Required work:
Report, as a bare number, how many lines in the data contain "icon".

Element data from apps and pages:
--- START ---

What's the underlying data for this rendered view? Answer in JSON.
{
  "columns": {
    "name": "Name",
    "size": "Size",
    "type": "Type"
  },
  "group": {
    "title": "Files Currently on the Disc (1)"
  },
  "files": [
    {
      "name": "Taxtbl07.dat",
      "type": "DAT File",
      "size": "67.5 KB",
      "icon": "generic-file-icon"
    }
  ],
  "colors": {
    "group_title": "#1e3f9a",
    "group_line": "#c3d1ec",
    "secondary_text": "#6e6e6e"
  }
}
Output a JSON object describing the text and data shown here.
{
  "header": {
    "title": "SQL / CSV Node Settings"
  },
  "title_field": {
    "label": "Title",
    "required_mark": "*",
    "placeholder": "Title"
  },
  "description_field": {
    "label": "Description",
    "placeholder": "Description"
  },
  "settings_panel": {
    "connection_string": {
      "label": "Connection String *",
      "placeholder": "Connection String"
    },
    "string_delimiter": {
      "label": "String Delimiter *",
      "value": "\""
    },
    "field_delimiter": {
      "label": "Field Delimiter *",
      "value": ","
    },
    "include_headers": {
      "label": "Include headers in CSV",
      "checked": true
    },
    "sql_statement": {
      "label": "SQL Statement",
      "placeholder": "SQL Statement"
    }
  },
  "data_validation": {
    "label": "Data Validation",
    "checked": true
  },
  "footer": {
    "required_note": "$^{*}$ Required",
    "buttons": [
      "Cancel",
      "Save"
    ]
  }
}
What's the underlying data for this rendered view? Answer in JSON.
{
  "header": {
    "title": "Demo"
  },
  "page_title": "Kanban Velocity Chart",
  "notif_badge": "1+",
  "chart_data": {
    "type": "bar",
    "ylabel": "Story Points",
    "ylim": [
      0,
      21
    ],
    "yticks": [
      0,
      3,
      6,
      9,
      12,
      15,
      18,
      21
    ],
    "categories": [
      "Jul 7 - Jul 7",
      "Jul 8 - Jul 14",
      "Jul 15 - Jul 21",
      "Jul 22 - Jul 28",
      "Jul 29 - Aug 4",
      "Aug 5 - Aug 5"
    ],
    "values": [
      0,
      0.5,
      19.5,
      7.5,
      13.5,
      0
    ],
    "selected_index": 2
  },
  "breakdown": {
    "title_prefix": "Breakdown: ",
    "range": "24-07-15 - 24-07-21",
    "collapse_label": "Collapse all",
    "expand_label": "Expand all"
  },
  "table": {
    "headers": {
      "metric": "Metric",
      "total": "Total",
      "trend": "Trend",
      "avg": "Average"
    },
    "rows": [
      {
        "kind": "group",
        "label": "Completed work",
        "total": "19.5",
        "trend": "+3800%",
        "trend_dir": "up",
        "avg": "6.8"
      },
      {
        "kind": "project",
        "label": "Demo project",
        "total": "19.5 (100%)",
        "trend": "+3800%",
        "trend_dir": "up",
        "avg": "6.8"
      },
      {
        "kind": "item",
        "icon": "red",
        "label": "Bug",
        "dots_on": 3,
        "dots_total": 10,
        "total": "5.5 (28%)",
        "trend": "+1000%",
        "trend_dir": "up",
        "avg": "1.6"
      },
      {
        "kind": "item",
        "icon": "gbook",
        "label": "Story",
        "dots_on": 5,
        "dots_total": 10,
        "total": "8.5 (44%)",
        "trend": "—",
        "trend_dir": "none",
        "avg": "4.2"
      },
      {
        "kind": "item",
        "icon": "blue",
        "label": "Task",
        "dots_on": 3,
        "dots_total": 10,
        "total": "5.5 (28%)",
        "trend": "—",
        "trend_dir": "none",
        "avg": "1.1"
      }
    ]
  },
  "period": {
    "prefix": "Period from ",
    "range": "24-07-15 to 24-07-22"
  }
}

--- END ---

Task solution:
4